# Stored data
>>>>

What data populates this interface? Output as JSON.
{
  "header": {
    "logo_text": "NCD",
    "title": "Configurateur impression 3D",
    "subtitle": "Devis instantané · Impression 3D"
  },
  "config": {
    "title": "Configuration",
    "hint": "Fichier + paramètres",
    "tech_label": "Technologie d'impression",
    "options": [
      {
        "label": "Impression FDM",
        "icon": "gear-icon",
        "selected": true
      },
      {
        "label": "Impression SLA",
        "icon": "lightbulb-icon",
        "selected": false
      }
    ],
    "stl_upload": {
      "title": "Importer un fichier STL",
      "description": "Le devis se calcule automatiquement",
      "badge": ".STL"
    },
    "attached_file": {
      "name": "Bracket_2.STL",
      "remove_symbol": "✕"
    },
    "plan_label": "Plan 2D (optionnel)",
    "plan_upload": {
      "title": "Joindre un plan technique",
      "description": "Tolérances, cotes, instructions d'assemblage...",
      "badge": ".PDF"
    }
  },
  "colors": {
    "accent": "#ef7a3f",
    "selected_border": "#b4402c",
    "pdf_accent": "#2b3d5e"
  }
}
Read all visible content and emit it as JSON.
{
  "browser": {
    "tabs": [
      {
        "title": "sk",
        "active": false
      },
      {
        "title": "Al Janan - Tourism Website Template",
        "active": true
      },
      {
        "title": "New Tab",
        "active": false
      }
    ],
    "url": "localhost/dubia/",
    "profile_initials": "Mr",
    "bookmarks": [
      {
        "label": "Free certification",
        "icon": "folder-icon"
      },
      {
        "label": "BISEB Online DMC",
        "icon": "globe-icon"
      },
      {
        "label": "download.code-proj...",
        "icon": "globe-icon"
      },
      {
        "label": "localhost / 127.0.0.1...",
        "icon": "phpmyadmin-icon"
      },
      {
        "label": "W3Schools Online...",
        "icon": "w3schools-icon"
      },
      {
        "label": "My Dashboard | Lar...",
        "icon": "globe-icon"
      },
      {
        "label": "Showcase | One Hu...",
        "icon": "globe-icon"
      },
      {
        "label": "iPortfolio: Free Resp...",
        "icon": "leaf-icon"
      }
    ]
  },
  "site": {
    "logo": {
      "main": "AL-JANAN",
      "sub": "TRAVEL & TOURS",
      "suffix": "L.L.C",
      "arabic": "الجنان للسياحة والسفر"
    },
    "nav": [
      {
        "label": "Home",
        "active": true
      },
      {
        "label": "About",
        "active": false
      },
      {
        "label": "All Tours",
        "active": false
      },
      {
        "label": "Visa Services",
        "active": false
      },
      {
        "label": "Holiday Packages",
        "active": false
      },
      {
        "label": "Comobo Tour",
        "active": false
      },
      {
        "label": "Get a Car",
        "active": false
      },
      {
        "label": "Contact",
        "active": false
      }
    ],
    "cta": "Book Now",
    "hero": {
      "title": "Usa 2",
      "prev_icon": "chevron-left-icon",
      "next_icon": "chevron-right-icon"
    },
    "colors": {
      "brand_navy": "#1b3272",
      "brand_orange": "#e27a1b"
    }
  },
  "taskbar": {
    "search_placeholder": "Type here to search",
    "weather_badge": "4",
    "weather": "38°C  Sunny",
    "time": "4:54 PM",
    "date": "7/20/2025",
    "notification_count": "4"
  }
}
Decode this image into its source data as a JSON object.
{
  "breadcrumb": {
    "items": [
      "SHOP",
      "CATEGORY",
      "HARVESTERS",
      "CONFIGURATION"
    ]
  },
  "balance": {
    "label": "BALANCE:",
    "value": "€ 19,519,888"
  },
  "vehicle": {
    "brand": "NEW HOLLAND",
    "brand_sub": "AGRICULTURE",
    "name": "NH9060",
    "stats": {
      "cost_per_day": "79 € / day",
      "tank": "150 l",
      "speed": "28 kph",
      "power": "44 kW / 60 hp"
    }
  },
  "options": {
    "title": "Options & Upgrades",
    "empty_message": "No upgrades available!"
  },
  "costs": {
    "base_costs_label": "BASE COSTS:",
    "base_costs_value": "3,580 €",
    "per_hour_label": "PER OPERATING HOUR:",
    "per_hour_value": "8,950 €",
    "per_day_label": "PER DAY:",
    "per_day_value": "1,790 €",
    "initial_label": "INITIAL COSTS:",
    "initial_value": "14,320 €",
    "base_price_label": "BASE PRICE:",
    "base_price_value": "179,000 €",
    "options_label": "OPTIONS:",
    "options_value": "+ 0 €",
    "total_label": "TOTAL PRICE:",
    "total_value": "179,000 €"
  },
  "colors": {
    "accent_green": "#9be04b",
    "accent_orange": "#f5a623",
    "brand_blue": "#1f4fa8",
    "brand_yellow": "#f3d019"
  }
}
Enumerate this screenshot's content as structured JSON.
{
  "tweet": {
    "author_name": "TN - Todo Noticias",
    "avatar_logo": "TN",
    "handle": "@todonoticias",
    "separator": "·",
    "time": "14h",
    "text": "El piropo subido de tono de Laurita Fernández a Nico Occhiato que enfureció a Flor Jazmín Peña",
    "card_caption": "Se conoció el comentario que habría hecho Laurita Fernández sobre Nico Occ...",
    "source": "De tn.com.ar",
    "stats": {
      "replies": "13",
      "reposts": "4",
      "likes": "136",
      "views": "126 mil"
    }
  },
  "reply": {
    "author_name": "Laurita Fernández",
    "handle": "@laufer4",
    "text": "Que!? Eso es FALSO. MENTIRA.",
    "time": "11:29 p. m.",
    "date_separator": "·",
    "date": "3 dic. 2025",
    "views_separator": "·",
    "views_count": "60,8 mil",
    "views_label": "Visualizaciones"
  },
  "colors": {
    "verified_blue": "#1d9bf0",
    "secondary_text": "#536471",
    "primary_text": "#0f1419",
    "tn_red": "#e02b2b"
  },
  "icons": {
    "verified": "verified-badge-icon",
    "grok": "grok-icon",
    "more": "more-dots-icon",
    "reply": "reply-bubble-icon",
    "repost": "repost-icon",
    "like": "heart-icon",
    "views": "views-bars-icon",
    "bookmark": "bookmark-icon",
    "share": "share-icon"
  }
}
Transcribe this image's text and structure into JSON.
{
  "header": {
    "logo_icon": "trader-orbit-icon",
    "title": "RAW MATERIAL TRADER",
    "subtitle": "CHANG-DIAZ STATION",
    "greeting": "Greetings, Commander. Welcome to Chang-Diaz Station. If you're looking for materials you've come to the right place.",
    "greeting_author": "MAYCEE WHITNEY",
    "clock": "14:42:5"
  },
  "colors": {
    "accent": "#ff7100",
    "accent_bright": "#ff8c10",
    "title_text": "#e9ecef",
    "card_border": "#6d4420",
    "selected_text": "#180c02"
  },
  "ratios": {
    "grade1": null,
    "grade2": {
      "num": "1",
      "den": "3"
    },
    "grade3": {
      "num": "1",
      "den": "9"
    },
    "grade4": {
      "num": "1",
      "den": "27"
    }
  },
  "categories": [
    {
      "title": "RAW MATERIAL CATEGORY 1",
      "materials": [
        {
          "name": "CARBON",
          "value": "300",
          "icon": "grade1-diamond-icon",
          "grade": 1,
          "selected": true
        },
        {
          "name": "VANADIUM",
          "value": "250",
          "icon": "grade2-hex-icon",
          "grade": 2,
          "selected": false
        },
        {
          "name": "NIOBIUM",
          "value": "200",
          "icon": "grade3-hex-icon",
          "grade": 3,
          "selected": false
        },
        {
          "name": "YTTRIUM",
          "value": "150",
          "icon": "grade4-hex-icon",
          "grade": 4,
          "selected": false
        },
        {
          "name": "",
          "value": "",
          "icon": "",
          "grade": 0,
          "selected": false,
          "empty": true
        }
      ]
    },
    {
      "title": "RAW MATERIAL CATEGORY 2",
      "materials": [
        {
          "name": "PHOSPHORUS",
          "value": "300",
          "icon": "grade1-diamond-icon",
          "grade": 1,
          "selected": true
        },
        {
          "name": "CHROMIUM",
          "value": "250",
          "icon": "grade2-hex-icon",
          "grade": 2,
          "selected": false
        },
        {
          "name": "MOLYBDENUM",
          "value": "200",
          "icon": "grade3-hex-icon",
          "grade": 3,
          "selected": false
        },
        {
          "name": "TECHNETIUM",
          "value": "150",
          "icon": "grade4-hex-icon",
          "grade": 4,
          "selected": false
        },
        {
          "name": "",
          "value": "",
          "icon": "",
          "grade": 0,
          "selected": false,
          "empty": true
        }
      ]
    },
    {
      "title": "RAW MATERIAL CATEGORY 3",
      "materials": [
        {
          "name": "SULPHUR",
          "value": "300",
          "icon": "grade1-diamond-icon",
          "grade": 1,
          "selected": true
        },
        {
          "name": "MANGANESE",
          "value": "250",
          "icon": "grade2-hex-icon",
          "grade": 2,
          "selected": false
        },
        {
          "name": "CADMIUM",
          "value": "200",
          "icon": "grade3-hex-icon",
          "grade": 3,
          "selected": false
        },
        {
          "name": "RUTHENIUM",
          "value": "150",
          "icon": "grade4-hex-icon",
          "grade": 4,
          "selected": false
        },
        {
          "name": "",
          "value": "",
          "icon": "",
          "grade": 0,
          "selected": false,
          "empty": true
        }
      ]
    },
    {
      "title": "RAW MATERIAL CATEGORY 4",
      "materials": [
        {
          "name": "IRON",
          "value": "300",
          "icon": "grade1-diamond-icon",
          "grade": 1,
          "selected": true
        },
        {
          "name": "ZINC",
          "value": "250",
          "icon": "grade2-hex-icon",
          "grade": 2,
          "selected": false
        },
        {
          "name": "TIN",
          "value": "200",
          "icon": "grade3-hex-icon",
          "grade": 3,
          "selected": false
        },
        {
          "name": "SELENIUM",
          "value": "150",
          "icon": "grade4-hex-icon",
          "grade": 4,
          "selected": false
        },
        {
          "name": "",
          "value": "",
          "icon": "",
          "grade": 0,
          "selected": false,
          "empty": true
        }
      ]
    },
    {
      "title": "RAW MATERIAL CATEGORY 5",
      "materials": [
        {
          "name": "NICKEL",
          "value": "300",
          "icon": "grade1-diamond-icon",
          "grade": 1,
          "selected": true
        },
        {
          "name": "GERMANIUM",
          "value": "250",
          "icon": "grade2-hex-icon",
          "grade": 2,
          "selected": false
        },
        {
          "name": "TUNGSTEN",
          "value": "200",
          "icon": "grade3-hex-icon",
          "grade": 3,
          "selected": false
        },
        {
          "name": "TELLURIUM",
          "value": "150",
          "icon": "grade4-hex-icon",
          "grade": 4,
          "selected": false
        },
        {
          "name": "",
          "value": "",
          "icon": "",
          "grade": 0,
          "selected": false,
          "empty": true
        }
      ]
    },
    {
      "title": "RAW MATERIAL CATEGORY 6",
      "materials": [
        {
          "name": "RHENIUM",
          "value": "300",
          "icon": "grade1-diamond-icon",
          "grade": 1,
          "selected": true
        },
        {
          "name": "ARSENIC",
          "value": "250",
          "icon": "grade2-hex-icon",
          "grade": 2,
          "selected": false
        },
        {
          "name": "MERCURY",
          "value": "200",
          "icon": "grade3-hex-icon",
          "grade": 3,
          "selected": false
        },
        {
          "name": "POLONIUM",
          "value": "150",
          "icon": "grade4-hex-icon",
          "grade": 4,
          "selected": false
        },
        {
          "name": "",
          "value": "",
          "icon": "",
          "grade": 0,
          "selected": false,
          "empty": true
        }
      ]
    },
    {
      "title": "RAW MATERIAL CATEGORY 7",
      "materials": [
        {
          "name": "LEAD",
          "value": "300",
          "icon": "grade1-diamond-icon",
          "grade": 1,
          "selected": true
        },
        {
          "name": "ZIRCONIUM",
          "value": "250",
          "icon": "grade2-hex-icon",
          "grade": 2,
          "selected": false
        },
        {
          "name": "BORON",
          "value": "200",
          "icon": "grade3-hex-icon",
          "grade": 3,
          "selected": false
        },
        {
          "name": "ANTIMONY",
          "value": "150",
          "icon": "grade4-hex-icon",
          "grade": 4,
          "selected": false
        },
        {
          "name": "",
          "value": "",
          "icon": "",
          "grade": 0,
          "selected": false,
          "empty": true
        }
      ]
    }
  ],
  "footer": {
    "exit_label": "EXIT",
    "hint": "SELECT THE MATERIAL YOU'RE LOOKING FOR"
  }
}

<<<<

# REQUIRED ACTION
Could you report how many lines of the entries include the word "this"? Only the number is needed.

# WRITTEN ANSWER
4